Childhood NCLs are autosomal recessive disorders; that is, they occur only when a child inherits two copies of the defective gene, one from each parent. When both parents carry one defective gene, each of their children faces one in four chance of developing NCL. At the same time, each child also faces a one in two chance of inheriting just one copy of the defective gene. Individuals who have only one defective gene are known as carriers, meaning they do not develop the disease, but they can pass the gene on to their own children.

Adult NCL may be inherited as an autosomal recessive (Kufs) or, less often, as an autosomal dominant (Parry’s) disorder. In autosomal dominant inheritance, all people who inherit a single copy of the disease gene develop the disease. As a result, there are no unaffected carriers of the gene.

What causes the disease?

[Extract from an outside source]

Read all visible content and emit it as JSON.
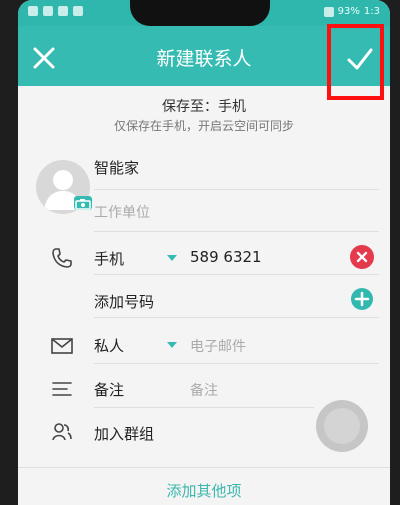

The symptoms of Batten disease/NCL are linked to a buildup of substances called lipopigments, which are located in the tissues. These lipopigments are made up of fats and proteins. Their name comes from the word stem lipo-, which is a variation on „lipid” or „fat”, and from the term pigment, used because the substances take on a greenish-yellow color when viewed under an ultraviolet light microscope. Lipopigments develop in the brain cells, eyes, skin, muscles and many other tissues. Inside the cells, these pigments form deposits with distinctive shapes that can be seen under an electron microscope. Some look like half-moons (or commas) and are called curvilinear bodies, others look like fingerprints and are called fingerprint inclusion bodies and still others resemble gravel (or sand) and are called granual osmophilic deposits (grods). These deposits are what doctors look for when they examine a skin sample to diagnose Batten disease.

The diseases cause death of neurons (specific cells found in the brain, retina and central nervous system). The reason for neuron death is still not known.

How is the disease treated?

As yet, no specific treatment is known that can halt or reverse the symptoms of Batten disease/NCL. However, seizures can be reduced or controlled with anticonvulsant drugs, and other medical problems can be treated appropriately as they arise. At the same time, physical and occupational therapy may help patients retain function as long as possible.

Some reports have described a slowing of the disease in children with LINCL-Batten disease who were treated with vitamins C and E and with diets low in vitamin A. However, these treatments did not prevent the fatal outcome of the disease.

Meanwhile, scientists pursue medical research that will someday yield an effective treatment..